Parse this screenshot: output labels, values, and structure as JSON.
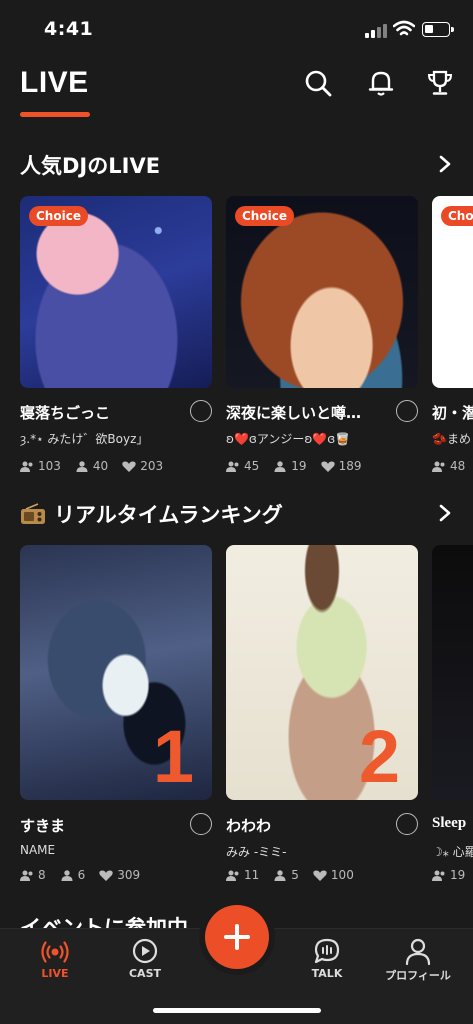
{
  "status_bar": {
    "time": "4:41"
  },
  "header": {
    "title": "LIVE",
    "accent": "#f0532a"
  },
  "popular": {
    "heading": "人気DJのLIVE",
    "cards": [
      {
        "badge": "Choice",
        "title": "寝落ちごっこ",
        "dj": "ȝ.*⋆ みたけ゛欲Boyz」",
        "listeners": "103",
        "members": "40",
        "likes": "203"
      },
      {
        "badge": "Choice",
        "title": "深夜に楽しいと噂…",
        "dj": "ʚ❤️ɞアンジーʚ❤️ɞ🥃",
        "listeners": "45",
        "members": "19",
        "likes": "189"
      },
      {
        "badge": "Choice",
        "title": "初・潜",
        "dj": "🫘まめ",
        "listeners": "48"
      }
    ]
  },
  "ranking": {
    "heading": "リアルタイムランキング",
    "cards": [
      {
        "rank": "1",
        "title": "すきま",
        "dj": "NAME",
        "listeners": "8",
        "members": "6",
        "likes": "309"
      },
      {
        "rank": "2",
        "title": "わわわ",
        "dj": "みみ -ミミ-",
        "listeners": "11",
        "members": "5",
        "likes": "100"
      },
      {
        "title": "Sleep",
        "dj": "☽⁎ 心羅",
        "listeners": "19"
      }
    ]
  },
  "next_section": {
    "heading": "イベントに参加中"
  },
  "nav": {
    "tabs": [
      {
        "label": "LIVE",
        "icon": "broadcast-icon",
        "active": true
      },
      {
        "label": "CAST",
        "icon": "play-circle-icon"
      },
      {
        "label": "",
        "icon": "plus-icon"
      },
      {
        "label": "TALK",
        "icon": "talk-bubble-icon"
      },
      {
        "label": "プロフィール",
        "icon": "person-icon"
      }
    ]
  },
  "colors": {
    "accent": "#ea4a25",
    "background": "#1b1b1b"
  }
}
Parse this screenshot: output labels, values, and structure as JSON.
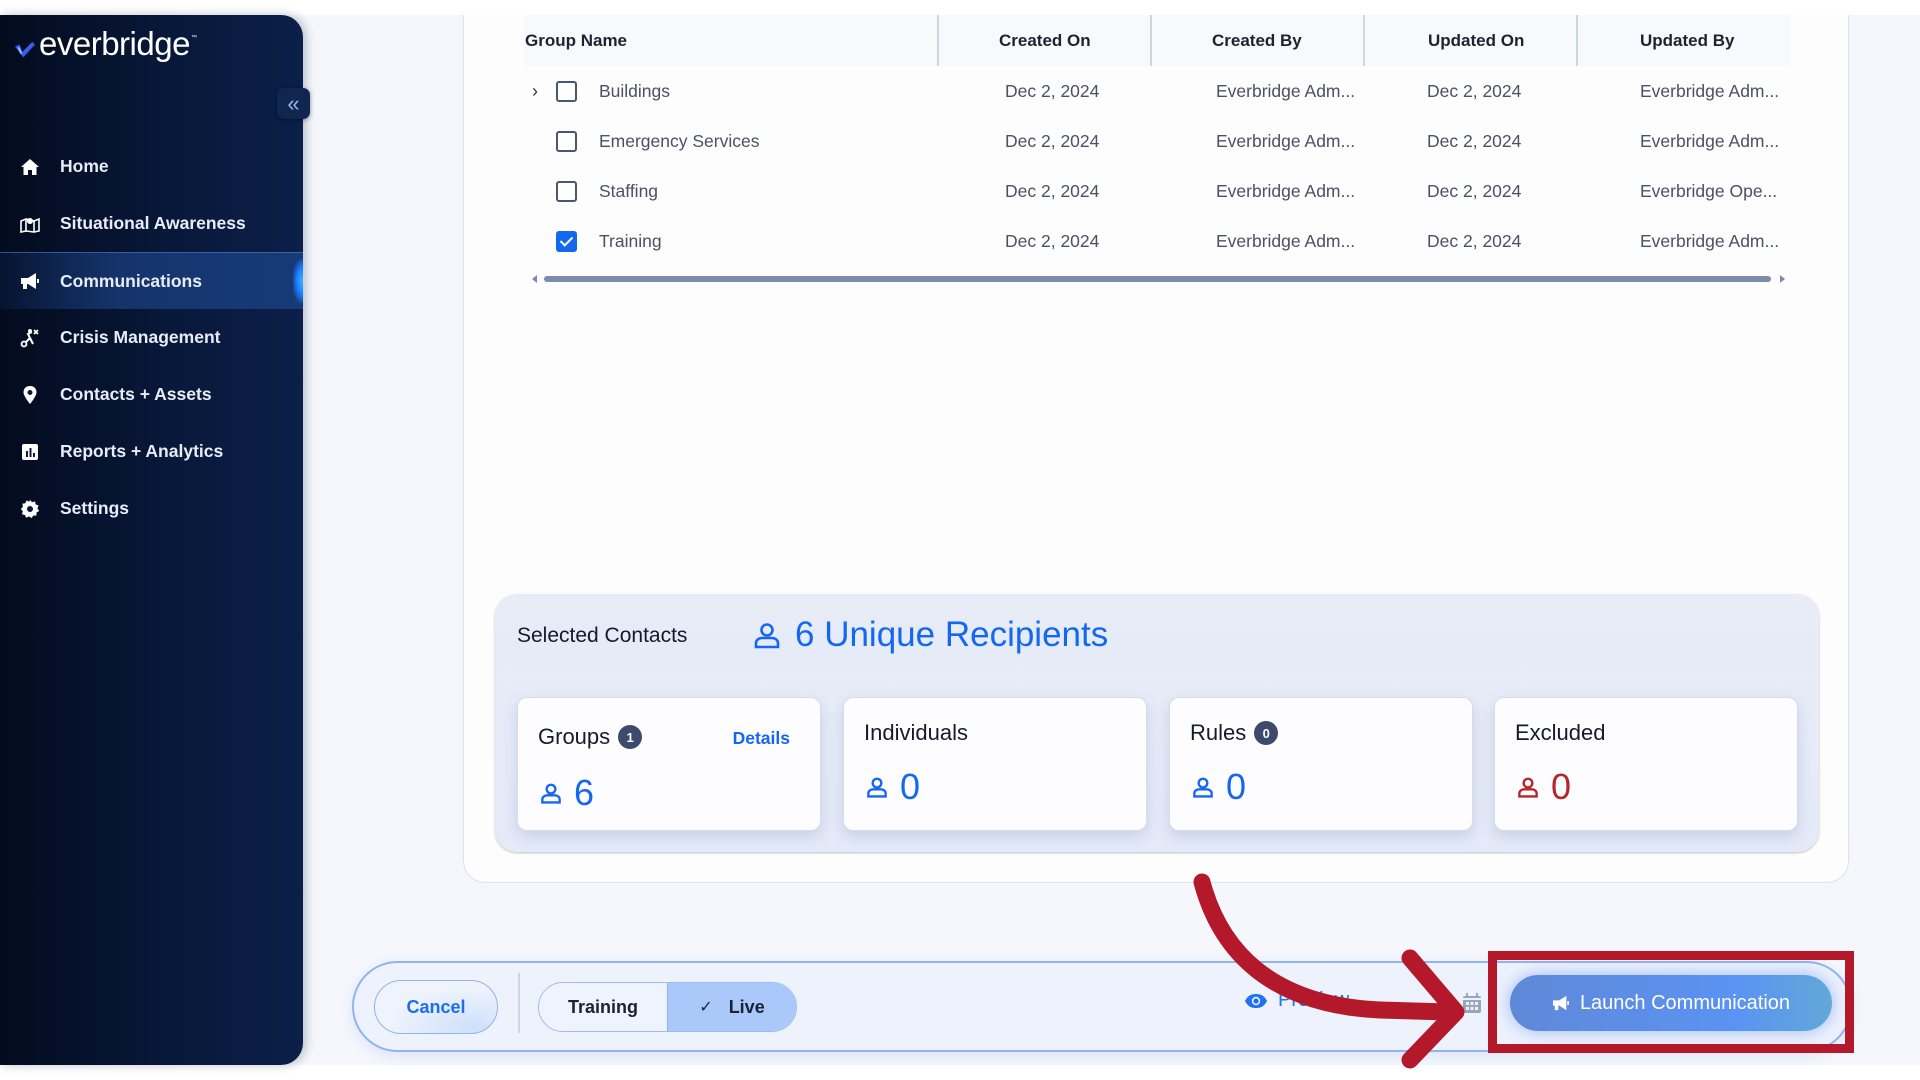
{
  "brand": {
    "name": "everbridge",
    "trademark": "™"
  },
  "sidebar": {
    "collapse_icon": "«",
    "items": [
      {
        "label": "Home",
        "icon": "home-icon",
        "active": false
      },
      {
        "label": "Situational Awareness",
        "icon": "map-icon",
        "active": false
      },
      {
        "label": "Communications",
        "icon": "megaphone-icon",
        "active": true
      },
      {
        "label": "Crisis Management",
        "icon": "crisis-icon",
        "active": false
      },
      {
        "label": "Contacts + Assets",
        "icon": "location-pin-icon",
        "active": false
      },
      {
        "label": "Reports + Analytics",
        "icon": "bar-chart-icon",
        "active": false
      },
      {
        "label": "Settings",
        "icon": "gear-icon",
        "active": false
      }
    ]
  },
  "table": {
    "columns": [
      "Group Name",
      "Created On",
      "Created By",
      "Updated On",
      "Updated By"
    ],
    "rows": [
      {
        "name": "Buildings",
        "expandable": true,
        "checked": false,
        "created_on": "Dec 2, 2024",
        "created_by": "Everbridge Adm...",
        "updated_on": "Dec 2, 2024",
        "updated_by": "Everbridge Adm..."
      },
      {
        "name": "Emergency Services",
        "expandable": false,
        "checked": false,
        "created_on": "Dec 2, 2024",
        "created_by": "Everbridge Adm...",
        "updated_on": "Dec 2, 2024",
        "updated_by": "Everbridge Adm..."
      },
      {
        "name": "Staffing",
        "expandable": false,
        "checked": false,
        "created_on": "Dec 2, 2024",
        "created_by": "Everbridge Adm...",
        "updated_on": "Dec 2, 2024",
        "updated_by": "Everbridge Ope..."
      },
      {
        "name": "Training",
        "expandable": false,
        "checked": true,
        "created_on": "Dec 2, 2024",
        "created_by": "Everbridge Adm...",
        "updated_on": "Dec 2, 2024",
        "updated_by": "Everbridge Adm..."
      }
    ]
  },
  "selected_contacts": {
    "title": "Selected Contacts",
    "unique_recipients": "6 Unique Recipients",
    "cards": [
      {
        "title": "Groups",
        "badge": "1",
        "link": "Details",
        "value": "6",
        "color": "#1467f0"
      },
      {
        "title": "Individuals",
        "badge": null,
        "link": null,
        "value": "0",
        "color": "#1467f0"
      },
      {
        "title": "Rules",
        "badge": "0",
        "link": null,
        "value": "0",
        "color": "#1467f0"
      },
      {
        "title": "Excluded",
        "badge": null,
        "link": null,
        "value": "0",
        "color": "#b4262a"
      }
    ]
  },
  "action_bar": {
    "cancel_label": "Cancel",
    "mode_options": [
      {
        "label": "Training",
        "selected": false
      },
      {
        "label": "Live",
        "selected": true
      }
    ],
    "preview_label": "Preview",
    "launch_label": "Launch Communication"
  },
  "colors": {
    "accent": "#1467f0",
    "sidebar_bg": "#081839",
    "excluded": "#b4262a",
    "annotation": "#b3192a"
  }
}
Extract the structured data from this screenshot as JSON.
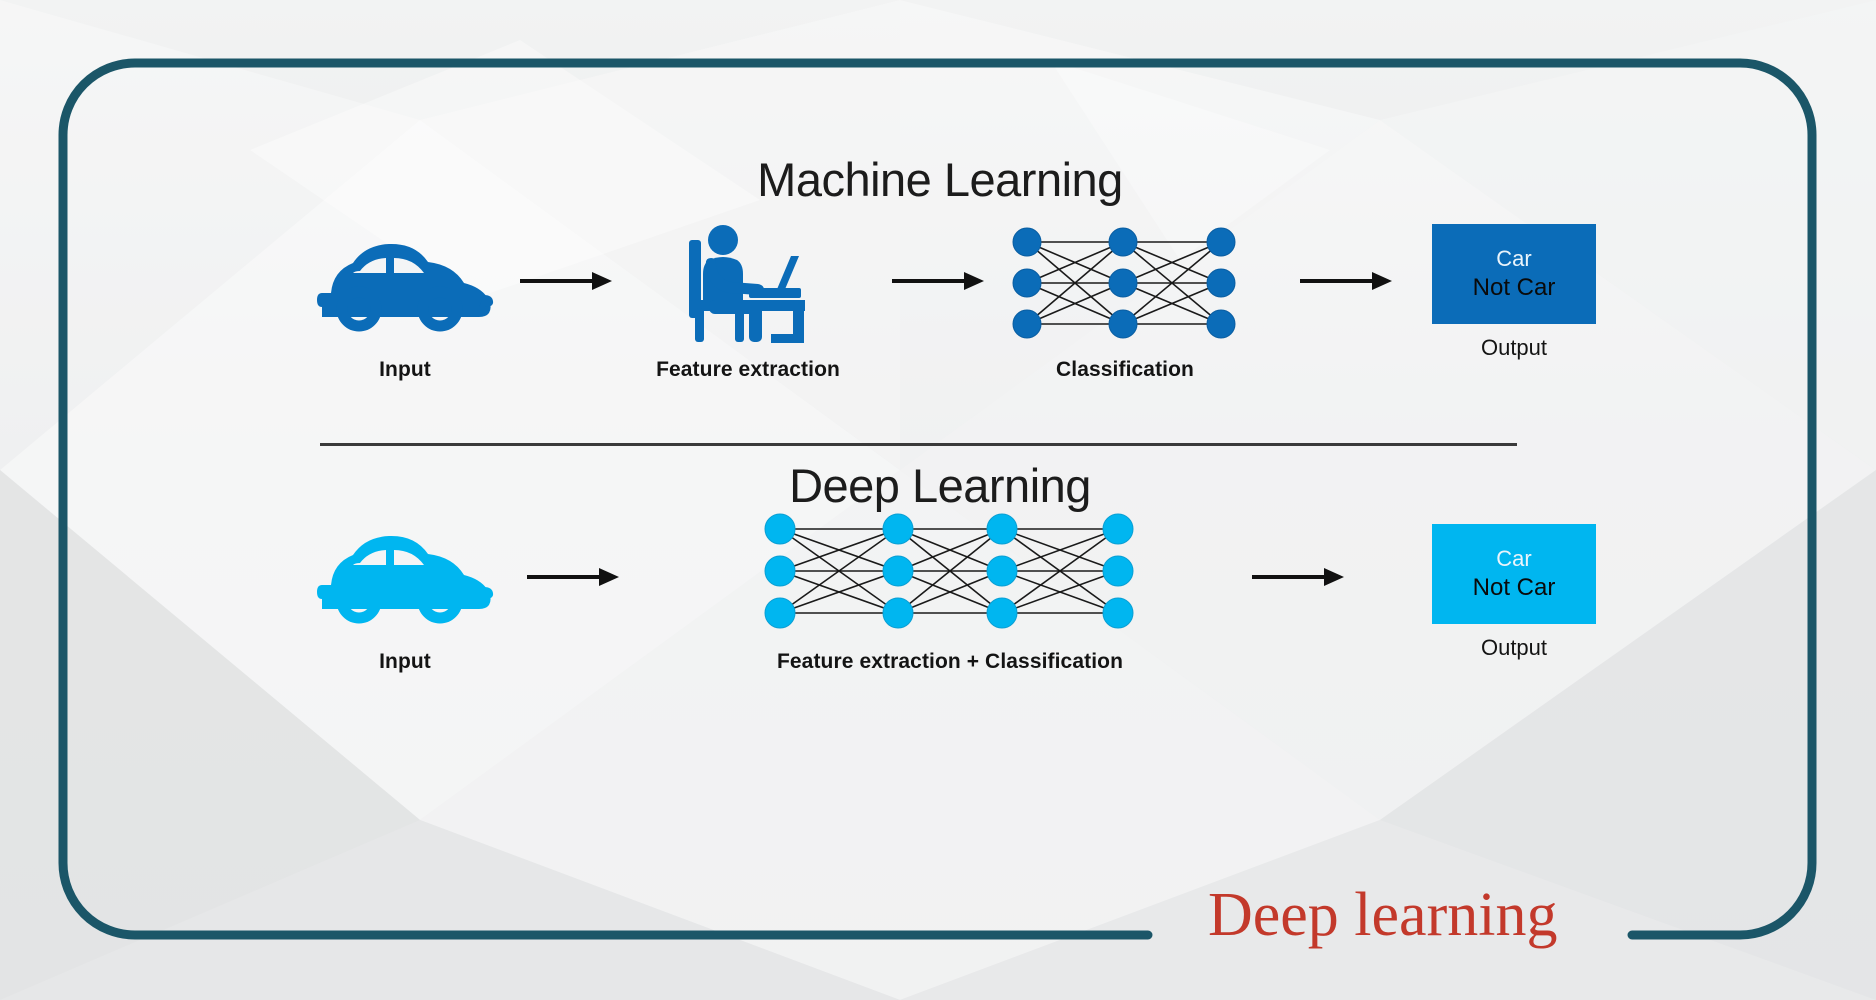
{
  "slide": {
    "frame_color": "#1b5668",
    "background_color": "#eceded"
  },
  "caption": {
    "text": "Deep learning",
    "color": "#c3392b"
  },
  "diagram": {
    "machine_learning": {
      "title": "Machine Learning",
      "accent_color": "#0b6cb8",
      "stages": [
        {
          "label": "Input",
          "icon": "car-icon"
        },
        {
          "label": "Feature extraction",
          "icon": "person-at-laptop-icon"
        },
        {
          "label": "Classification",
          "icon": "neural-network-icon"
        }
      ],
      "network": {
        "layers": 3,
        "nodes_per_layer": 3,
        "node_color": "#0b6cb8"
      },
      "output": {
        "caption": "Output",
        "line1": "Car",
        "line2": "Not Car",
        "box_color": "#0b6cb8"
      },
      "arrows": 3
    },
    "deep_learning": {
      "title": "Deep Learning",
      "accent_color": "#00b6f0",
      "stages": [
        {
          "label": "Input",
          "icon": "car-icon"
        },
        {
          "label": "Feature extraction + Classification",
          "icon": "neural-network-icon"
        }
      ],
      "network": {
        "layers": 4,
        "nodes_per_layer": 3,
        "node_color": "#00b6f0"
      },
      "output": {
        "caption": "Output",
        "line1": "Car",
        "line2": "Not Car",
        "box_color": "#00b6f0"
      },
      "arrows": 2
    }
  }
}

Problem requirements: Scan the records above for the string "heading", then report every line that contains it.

Reply:
    "heading": "人気DJのLIVE",
    "heading": "リアルタイムランキング",
    "heading": "イベントに参加中"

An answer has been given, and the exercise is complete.